- **WORK ORDER**: When a line of the listing below has the string "align" in it, copy that line.

..........

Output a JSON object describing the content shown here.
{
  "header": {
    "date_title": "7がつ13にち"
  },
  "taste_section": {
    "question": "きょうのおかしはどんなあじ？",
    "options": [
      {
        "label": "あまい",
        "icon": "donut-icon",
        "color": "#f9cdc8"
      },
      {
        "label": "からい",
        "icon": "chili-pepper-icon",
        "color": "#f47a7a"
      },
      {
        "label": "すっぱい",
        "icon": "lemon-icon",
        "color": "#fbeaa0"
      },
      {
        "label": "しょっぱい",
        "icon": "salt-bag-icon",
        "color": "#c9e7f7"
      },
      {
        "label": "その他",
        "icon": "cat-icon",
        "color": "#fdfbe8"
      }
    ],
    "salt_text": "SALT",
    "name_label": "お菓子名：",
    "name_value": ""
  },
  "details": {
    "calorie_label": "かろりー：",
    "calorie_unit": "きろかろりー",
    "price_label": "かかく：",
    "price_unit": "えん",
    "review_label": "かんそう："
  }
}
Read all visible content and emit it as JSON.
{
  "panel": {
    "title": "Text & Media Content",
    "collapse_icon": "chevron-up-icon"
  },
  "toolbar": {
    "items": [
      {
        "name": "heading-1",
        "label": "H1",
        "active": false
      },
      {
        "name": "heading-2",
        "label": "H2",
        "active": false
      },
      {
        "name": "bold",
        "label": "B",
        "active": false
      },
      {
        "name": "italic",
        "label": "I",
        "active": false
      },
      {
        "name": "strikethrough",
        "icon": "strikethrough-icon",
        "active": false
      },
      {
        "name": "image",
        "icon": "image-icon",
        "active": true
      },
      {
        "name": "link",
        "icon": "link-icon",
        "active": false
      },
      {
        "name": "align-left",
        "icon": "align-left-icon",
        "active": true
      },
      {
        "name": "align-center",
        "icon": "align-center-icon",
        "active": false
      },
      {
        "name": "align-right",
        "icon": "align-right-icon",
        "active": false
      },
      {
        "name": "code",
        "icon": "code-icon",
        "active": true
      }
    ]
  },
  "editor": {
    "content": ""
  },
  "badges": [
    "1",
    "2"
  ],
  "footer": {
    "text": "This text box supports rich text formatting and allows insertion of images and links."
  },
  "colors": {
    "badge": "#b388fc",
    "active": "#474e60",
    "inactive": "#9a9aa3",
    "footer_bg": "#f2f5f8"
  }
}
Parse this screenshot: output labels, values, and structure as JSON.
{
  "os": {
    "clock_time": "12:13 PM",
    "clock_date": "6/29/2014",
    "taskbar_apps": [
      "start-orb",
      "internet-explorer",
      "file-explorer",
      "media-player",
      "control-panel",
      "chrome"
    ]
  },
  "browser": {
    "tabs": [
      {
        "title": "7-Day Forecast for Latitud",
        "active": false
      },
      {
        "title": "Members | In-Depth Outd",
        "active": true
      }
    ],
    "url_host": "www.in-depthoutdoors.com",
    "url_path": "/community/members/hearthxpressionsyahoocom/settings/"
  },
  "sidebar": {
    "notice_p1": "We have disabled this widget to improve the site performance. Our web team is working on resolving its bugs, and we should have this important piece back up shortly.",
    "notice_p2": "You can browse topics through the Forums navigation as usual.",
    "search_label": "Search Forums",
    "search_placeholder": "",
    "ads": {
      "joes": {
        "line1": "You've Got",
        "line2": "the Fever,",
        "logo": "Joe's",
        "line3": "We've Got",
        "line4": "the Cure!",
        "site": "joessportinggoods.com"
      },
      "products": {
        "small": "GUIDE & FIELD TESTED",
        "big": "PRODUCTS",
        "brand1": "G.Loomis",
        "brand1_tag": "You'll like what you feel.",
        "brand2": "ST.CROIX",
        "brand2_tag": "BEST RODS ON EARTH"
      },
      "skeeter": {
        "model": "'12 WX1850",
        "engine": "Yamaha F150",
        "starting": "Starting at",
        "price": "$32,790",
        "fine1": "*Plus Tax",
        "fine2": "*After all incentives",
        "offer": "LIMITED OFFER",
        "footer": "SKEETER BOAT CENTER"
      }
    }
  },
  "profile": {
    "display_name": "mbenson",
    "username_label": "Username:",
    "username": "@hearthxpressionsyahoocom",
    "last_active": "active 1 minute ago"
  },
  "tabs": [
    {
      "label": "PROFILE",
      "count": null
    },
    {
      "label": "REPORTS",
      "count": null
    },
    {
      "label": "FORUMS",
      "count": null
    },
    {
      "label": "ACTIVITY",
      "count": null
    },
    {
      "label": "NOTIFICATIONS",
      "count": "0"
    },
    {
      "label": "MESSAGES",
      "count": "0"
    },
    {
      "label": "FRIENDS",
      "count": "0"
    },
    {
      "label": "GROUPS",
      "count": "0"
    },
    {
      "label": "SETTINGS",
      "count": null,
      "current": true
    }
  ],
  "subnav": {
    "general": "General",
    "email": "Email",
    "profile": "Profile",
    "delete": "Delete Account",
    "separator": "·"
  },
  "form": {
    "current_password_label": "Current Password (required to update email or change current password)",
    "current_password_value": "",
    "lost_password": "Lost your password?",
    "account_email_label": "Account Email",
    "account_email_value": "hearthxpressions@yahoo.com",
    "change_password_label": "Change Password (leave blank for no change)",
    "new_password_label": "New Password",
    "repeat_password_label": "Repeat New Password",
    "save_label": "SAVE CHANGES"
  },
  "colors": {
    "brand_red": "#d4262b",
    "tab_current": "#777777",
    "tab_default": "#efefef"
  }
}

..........

- **WRITTEN RESPONSE**:
        "name": "align-left",
        "icon": "align-left-icon",
        "name": "align-center",
        "icon": "align-center-icon",
        "name": "align-right",
        "icon": "align-right-icon",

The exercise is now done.